NIOSHTIC-2 Publications Search
Dimercaptosuccinic acid in the treatment of depression following lead exposure.
Am J Ind Med 1993 Dec; 24(6):701-706
A case of moderate to severe depression in a lead (7439921) worker that responded to dimercaptosuccinic-acid (DMSA) therapy was described. A 44 year old male was referred for possible toxic effects from occupational exposure to lead. He complained of depressed mood, fatigue, inability to concentrate, anhedonia, nightmares, and early morning awakening that had developed and worsened over 1 year. His occupational history included military service and work as a self employed bricklayer. At the age of 27 he started work in a lead battery manufacturing facility. Over the subsequent 17 years, he worked in most of the areas of the facility. He had not used a respirator until about 1 year prior to presentation. He typically wore his work cloths home without showering or changing them at the site. He did wear gloves at work, but he habitually bit his fingernails and may have ingested lead. Quarterly blood lead levels over the duration of employment were reviewed. The patient was offered DMSA chelation, which was extremely successful. The authors raise the possibility that DMSA may play a role in treating lead related depression. The authors submit three other explanations for the improvement. As depression is characterized by spontaneous remissions, the improvement may have occurred without any intervention. Since this report describes a single patient, the improvement may have been due to a placebo effect. The improvement may have been secondary to a decreased lead level in the central nervous system following DMSA treatment.
NIOSH-Publication; NIOSH-Cooperative-Agreement; NIOSH-Grant; Neurotoxic-effects; Medical-treatment; Lead-poisoning; Chelating-agents; Heavy-metal-poisoning; Battery-manufacturing-industry; Case-studies; Nervous-system-disorders
Community Medicine Mount Sinai School of Medicine One Gustave L Levy Place New York, NY 10029

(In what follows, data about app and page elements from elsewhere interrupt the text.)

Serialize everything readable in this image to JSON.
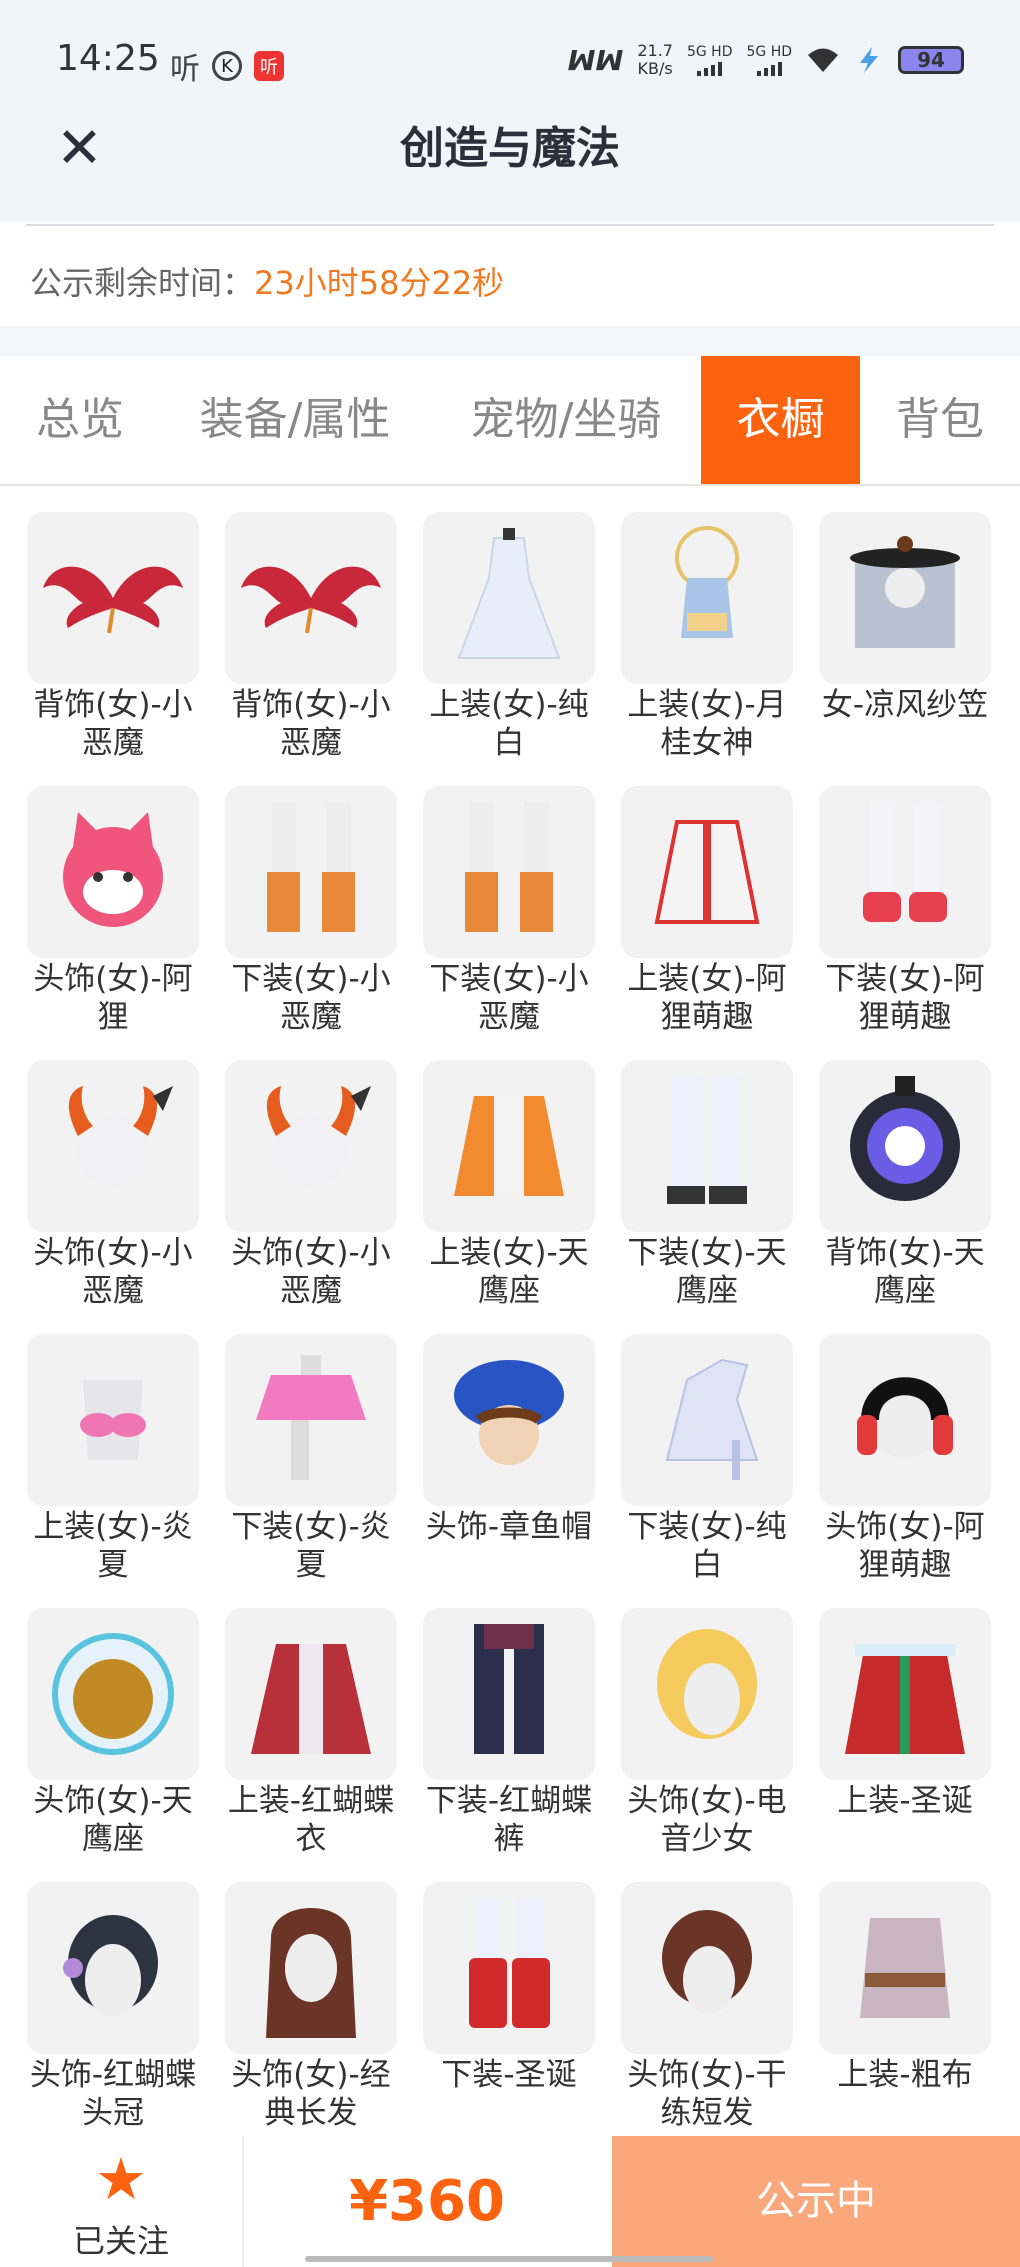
{
  "status_bar": {
    "time": "14:25",
    "notif_ting": "听",
    "notif_k": "K",
    "notif_red": "听",
    "mm": "ꟽꟽ",
    "speed_value": "21.7",
    "speed_unit": "KB/s",
    "sig1": "5G HD",
    "sig2": "5G HD",
    "battery": "94"
  },
  "header": {
    "close_symbol": "✕",
    "title": "创造与魔法"
  },
  "countdown": {
    "label": "公示剩余时间：",
    "value": "23小时58分22秒"
  },
  "tabs": [
    {
      "label": "总览"
    },
    {
      "label": "装备/属性"
    },
    {
      "label": "宠物/坐骑"
    },
    {
      "label": "衣橱"
    },
    {
      "label": "背包"
    }
  ],
  "active_tab": "衣橱",
  "items": [
    {
      "name": "背饰(女)-小恶魔",
      "icon": "devil-wings-icon"
    },
    {
      "name": "背饰(女)-小恶魔",
      "icon": "devil-wings-icon"
    },
    {
      "name": "上装(女)-纯白",
      "icon": "white-dress-icon"
    },
    {
      "name": "上装(女)-月桂女神",
      "icon": "laurel-goddess-top-icon"
    },
    {
      "name": "女-凉风纱笠",
      "icon": "veil-hat-icon"
    },
    {
      "name": "头饰(女)-阿狸",
      "icon": "ali-fox-head-icon"
    },
    {
      "name": "下装(女)-小恶魔",
      "icon": "devil-boots-icon"
    },
    {
      "name": "下装(女)-小恶魔",
      "icon": "devil-boots-icon"
    },
    {
      "name": "上装(女)-阿狸萌趣",
      "icon": "ali-hoodie-icon"
    },
    {
      "name": "下装(女)-阿狸萌趣",
      "icon": "ali-sneakers-icon"
    },
    {
      "name": "头饰(女)-小恶魔",
      "icon": "devil-horns-head-icon"
    },
    {
      "name": "头饰(女)-小恶魔",
      "icon": "devil-horns-head-icon"
    },
    {
      "name": "上装(女)-天鹰座",
      "icon": "aquila-jacket-icon"
    },
    {
      "name": "下装(女)-天鹰座",
      "icon": "aquila-pants-icon"
    },
    {
      "name": "背饰(女)-天鹰座",
      "icon": "aquila-backpack-icon"
    },
    {
      "name": "上装(女)-炎夏",
      "icon": "summer-bikini-top-icon"
    },
    {
      "name": "下装(女)-炎夏",
      "icon": "summer-skirt-icon"
    },
    {
      "name": "头饰-章鱼帽",
      "icon": "octopus-hat-icon"
    },
    {
      "name": "下装(女)-纯白",
      "icon": "white-heels-icon"
    },
    {
      "name": "头饰(女)-阿狸萌趣",
      "icon": "ali-headphones-icon"
    },
    {
      "name": "头饰(女)-天鹰座",
      "icon": "aquila-helmet-icon"
    },
    {
      "name": "上装-红蝴蝶衣",
      "icon": "red-butterfly-coat-icon"
    },
    {
      "name": "下装-红蝴蝶裤",
      "icon": "red-butterfly-pants-icon"
    },
    {
      "name": "头饰(女)-电音少女",
      "icon": "blonde-hair-icon"
    },
    {
      "name": "上装-圣诞",
      "icon": "christmas-coat-icon"
    },
    {
      "name": "头饰-红蝴蝶头冠",
      "icon": "butterfly-crown-hair-icon"
    },
    {
      "name": "头饰(女)-经典长发",
      "icon": "long-hair-icon"
    },
    {
      "name": "下装-圣诞",
      "icon": "christmas-boots-icon"
    },
    {
      "name": "头饰(女)-干练短发",
      "icon": "short-hair-icon"
    },
    {
      "name": "上装-粗布",
      "icon": "coarse-cloth-shirt-icon"
    }
  ],
  "bottom": {
    "follow_icon": "star-icon",
    "follow_symbol": "★",
    "follow_label": "已关注",
    "price": "¥360",
    "status_button": "公示中"
  },
  "colors": {
    "accent": "#fd620f",
    "countdown": "#ef7a22",
    "status_button": "#f9a77b"
  }
}
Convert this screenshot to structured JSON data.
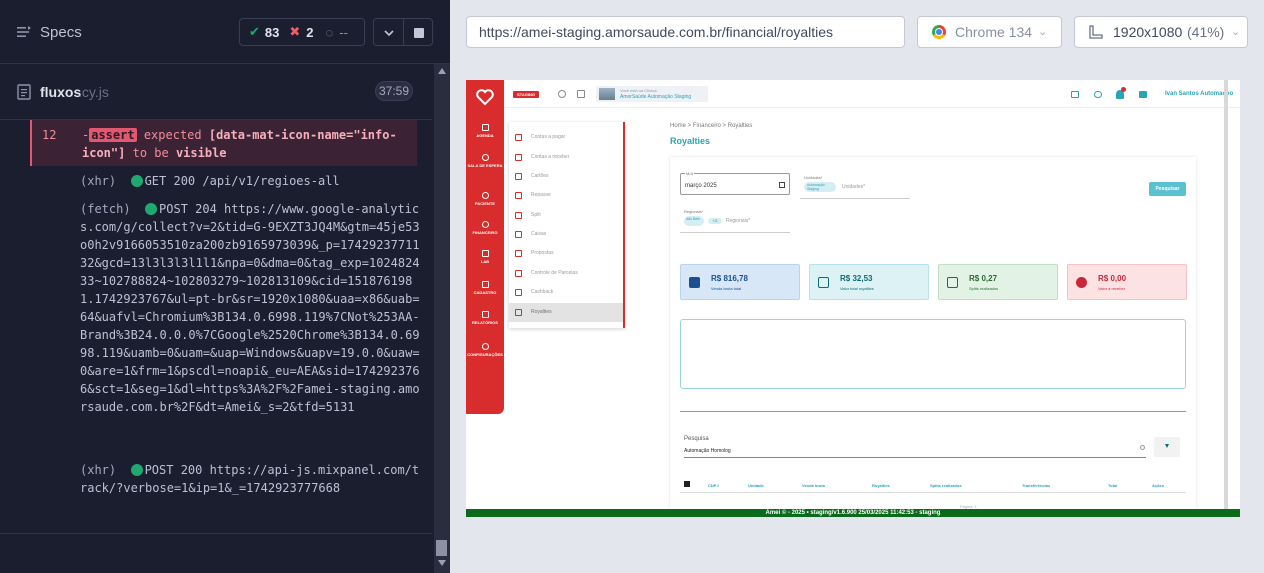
{
  "runner": {
    "specs_label": "Specs",
    "stats": {
      "passed": "83",
      "failed": "2",
      "pending": "--"
    },
    "file": {
      "name": "fluxos",
      "ext": ".cy.js",
      "duration": "37:59"
    },
    "error": {
      "line": "12",
      "prefix": "-",
      "keyword": "assert",
      "text1": "expected",
      "selector": "[data-mat-icon-name=\"info-icon\"]",
      "to_be": "to be",
      "state": "visible"
    },
    "commands": [
      {
        "type": "(xhr)",
        "text": "GET 200 /api/v1/regioes-all"
      },
      {
        "type": "(fetch)",
        "text": "POST 204 https://www.google-analytics.com/g/collect?v=2&tid=G-9EXZT3JQ4M&gtm=45je53o0h2v9166053510za200zb9165973039&_p=1742923771132&gcd=13l3l3l3l1l1&npa=0&dma=0&tag_exp=102482433~102788824~102803279~102813109&cid=1518761981.1742923767&ul=pt-br&sr=1920x1080&uaa=x86&uab=64&uafvl=Chromium%3B134.0.6998.119%7CNot%253AA-Brand%3B24.0.0.0%7CGoogle%2520Chrome%3B134.0.6998.119&uamb=0&uam=&uap=Windows&uapv=19.0.0&uaw=0&are=1&frm=1&pscdl=noapi&_eu=AEA&sid=1742923766&sct=1&seg=1&dl=https%3A%2F%2Famei-staging.amorsaude.com.br%2F&dt=Amei&_s=2&tfd=5131"
      },
      {
        "type": "(xhr)",
        "text": "POST 200 https://api-js.mixpanel.com/track/?verbose=1&ip=1&_=1742923777668"
      }
    ]
  },
  "browser": {
    "url": "https://amei-staging.amorsaude.com.br/financial/royalties",
    "name": "Chrome 134",
    "viewport": "1920x1080",
    "zoom": "(41%)"
  },
  "app": {
    "env_badge": "STAGING",
    "unit_chip": {
      "line1": "Você está na Clínica:",
      "line2": "AmorSaúde Automação Staging"
    },
    "user_name": "Ivan Santos Automaçoo",
    "nav": [
      "AGENDA",
      "SALA DE ESPERA",
      "PACIENTE",
      "FINANCEIRO",
      "LAB",
      "CADASTRO",
      "RELATÓRIOS",
      "CONFIGURAÇÕES"
    ],
    "submenu": [
      "Contas a pagar",
      "Contas a receber",
      "Cartões",
      "Repasse",
      "Split",
      "Caixas",
      "Propostas",
      "Controle de Parcelas",
      "Cashback",
      "Royalties"
    ],
    "breadcrumb": "Home > Financeiro > Royalties",
    "title": "Royalties",
    "filters": {
      "mes_label": "M/A",
      "mes_value": "março 2025",
      "unidades_label": "Unidades*",
      "unidades_chip": "Automação Staging",
      "unidades_placeholder": "Unidades*",
      "regionais_label": "Regionais*",
      "regionais_chip1": "Alto Belé",
      "regionais_chip2": "+11",
      "regionais_placeholder": "Regionais*",
      "button": "Pesquisar"
    },
    "kpis": [
      {
        "value": "R$ 816,78",
        "label": "Venda bruta total"
      },
      {
        "value": "R$ 32,53",
        "label": "Valor total royalties"
      },
      {
        "value": "R$ 0,27",
        "label": "Splits realizados"
      },
      {
        "value": "R$ 0,00",
        "label": "Valor a receber"
      }
    ],
    "search": {
      "label": "Pesquisa",
      "value": "Automação Homolog"
    },
    "table_headers": [
      "CNPJ",
      "Unidade",
      "Venda bruta",
      "Royalties",
      "Splits realizados",
      "Transferências",
      "Total",
      "Ações"
    ],
    "pager": "Página: 1",
    "footer": "Amei © - 2025 • staging/v1.6.900 25/03/2025 11:42:53 - staging"
  },
  "colors": {
    "accent_red": "#d92c2c",
    "teal": "#2aa3b8",
    "footer_green": "#0b6b1a"
  }
}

Issue of Publication
Neurotoxic Disorders; Neurotoxic-effects
American Journal of Industrial Medicine
Mount Sinai School of Medicine, New York, New York
Page last reviewed: May 5, 2020
Content source: National Institute for Occupational Safety and Health Education and Information Division